It was the 15th Earl of Macduff who deciphered the Sanskritcarved on the stone in 1931 and deciphered the Sanskrit engraving on the stone.
Bhaktapur is a town located in the Kathmandu Valley region of Nepal. It is nestled in Patan and Bhaktapur. Bhaktapur is a historic town and is known as an architectural treasure in Nepal, with its historic and cultural heritage. Bhaktapur was the first urban settlement in Nepal.
It is home to several ancient sites, religious places and legends.
The Annapurna circuit is a place that really encapsulates the experience of the best places in Nepal. The Annapurna Circuit is a whole series of beautiful and varied landscapes, but more than that, it is the best of what Nepal has to offer.
First off, the trek. In the North of Nepal, the most popular trek is the Annapurna Circuit. There are three main trekking routes:
The one which we recommend you do, is for those who are hardy and fit everywhere. This also means that you will have to be adaptable. There may be a stretch at altitude, but nothing that will have you gasping for breath. You’ll need to be able to keep up with conversation and move efficiently.
The season for trekking also plays a huge part in your results. Trekking between April and August is likely to be the most enjoyable time, because it’s not so hot. Pre-monsoon trekking treks in the Himalaya occur from mid-June to October.
September-October is the last period of trekking, though this is also when the first monsoons arrive and the weather can be a little unpredictable. You will find the timing of this important as well as the type of trekking route that suits you best.
Despite being the most populous city in Nepal, Kathmandu is surprisingly bustling with tourists, generally speaking. This is because the Kathmandu Valley and the Kathmandu Valley Angkor Hospital contribute greatly to the income of the state.
The valley is filled with lore and legends, with people still practicing Buddhism and Hinduism. Sherpa culture is still one of the most important elements of the culture here.

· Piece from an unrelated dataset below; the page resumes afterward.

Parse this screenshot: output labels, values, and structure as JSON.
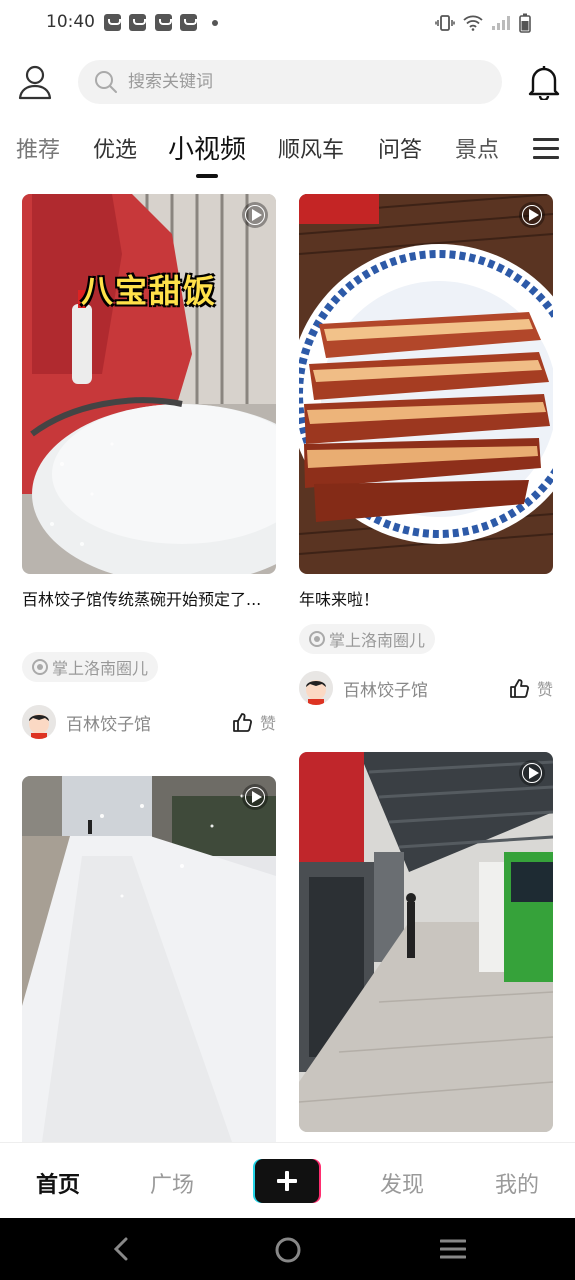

The valley is also a major agricultural center; selling a large percentage of their crops to government subsidized hospitals is important for the economy of the city.
To see the historical relics and the locals still living in the ancient villages, head to the Pashupatinath Temple.
This Hindu temple is considered to be the holiest yet least frequented. The most important of all Hindu rituals are performed here.
This is also where the famous cremation of the dead takes place. The cremation of the dead is considered one of the most important Hindu traditions, with each family having their own tradition.
Kathmandu is an inspiring place to see, with the clean air and beautiful people. Make sure not to be swayed by the merchandise within the tourist areas.
Indulge in the urban landscape of the city and the mountains surrounding the valley.
Some of the places to see in Nepal are:
- Kathmandu Valley
- · Nagarkot
Map of Nepal
Nepal is a landlocked country in South Asia bounded by China in the north, India in the south and east, and Bangladesh in the west. Neighbouring countries include, in the north-west, the People’s Republic of China to the north and north-east, India in the south-east, and in the west, Pakistan.
Nepal is divided into three zones, Mount Everest’s south-east, the mid-hill and the Hill region, Kalapani, Gandaki, Rara, Narayani and Karnali.
Nepal is entirely mountainous, sloping down from the Himalayas in the north and the Hindu Kush to the south. Since the lowest elevations on earth are located in Nepal, the population is concentrated in the hills. The southern portion is the least-populous region.
The Himalayas and the high mountains in the north and west make up more than two-thirds of the area of Nepal. The whole country is sub-divided into 30 administrative districts.
The capital of Nepal is Kathmandu. It is located on the Trisuli River in the Kathmandu Valley, also known as Paropamisade. Other major cities in Nepal are Nepal Seti, Pokhara, Chitwan, and Lalitpur.